Johnson for her willingness to open up and reveal aspects of her life that were extremely personal. If you are struggling and need to reach out, reach for this book. Feb 19, Roger DeBlanck rated it it was amazing Shelves: What I find most impressive about Susan Johnson's memoir is that she has put together such a riveting narrative.
As she makes clear throughout the book, one of the challenges of living with bipolar manic depression has been organizing her thoughts in a coherent fashion. This was especially difficult during her college years when writing papers proved nearly debilitating due to her illness. You wouldn't know that was a problem while reading her incredible story, where she openly explores the most What I find most impressive about Susan Johnson's memoir is that she has put together such a riveting narrative.
You wouldn't know that was a problem while reading her incredible story, where she openly explores the most pressing details of bipolar that allow us to see inside the great battle she endured on her road to success.
It is amazing to read about how she charts her memories of dealing with various aspects of bipolar from early childhood, through her adolescence and teen years, and into her adulthood. By the end of the journey, the true value of the book resonates loud and clear: Johnson is a testament to someone who refuses to allow her bipolar to dictate the way she wants to live and the goals she wants to achieve. She not only earned her bachelor's degree, but she is now using all of the adversity from her past as a way to inspire others to overcome their bleakest days when dealing with a mental illness.
As an educator, Johnson has found her calling and fulfilled her dream to work with children. Her memoir is an extraordinary example of the candor and courage needed to take on life's many challenges. Johnson shares an inspiring story that can help others see the light even in their darkest hours. Aug 30, Linda Thompson rated it it was amazing. The ups and downs Susan has lived through would have done in people of lesser strength. While reading her story I felt empathy and admiration, but never sympathy or pity. Her parents were by her side for all the ups and downs, always supportive yet allowing her the independence she so badly wanted and needed.

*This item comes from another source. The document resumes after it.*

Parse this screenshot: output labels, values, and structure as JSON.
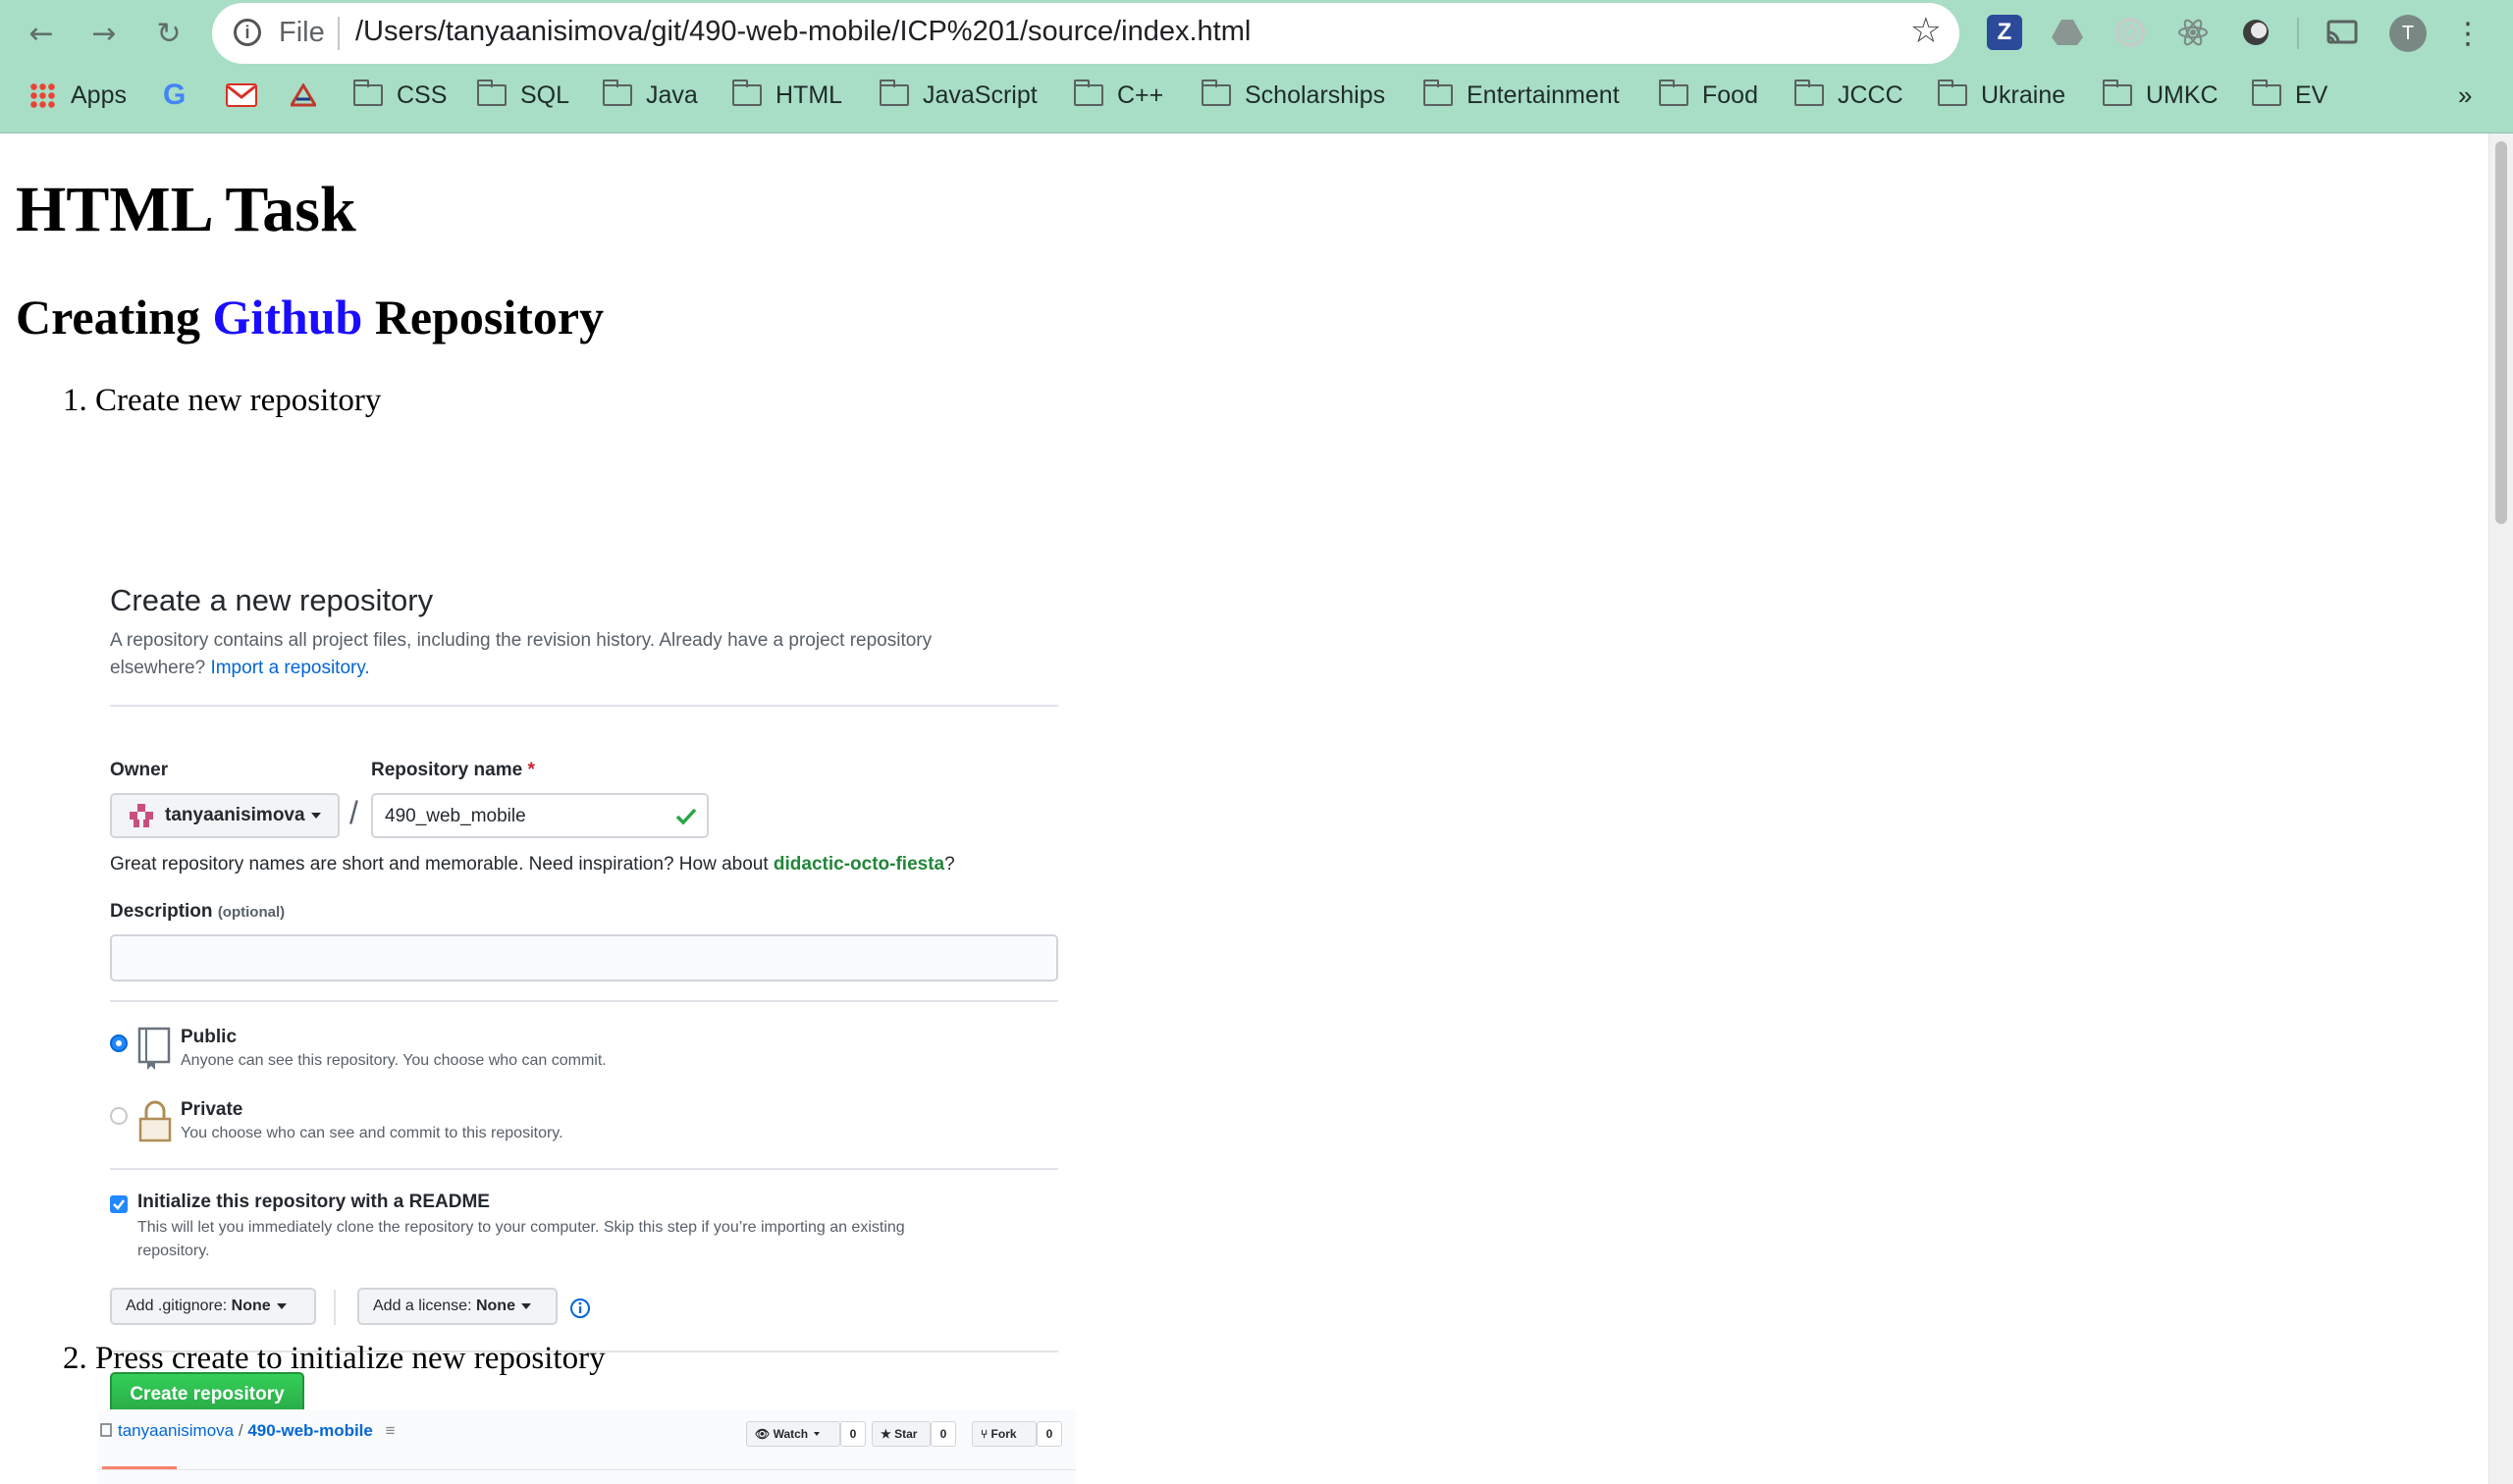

I was absolutely elated when, at the end, she wrote that she had finally found the love of her life. No one deserves it more than Susan.
"Susan's memoir of living with bipolar disorder is a 'love story,' in my view. reader on the journey of someone with 'bipolar manic-depression' (her name for the. Be gentle with yourself, God knows the way, And He will lead you into a new day. So do not try to MY BIPOLAR JOURNEY Hi, my name is Melanie. I have.
For anyone who has bipolar, or knows someone who has bipolar, this book is a must-read. Johnson for surviving her journey to find love and happiness. Jan 22, Jessica Bukowinski rated it really liked it. I love memoirs for understanding the perspectives of others who have experienced something I have not.
They are especially good for understanding mental illness. This book kept my interest, and gave insight into the experience of one bipolar individual. Knowing the author, and having had our lives intersect during some of the time covered in the book kept me even more engaged. I looked forward to carving out time to finish reading it.
Her written voice is very similar to the spoken voice I remem I love memoirs for understanding the perspectives of others who have experienced something I have not. Her written voice is very similar to the spoken voice I remember from our teenage years - it is very authentic. Typos don't usually bother me, but they did in this book. Additional editing would have made it more polished.
I am guessing that would come with a bigger publisher.
Karen Darling rated it it was amazing Sep 26, Kathi rated it liked it Jun 30, Christine Wolf rated it really liked it Nov 04, Felicia rated it liked it Jan 04, Grace had become my enemy. I hated her more and more with each breath I took in. I hated her with every fiber in my body. I was deceived and a fool for thinking she was my best friend. She had turned on me… When the weekend had ended, there was a nasty storm brewing within me. There was no telling what my future would hold when I returned home.
Perhaps that was for the best. She tells the raw story.
First, she learned to love herself, second she then found a soulmate with whom she fell in love and married, and above all she found the love of God through her faith as she worked her way toward stability. There was one more love Susan expressed after she married.
It was a child she dreamed of having, but that did not yet exist. She decided not to have children because bipolar is genetic and she wanted to spare a child from a lifetime of the pain she endured. I was happy she combined the new name for the disease with the original name because it made it quite clear what she has to anyone not familiar the mental illness. I found myself envying Susan because she was diagnosed with bipolar disorder when she was young and she had sympathetic parents who accepted mental illness and were not ashamed of it.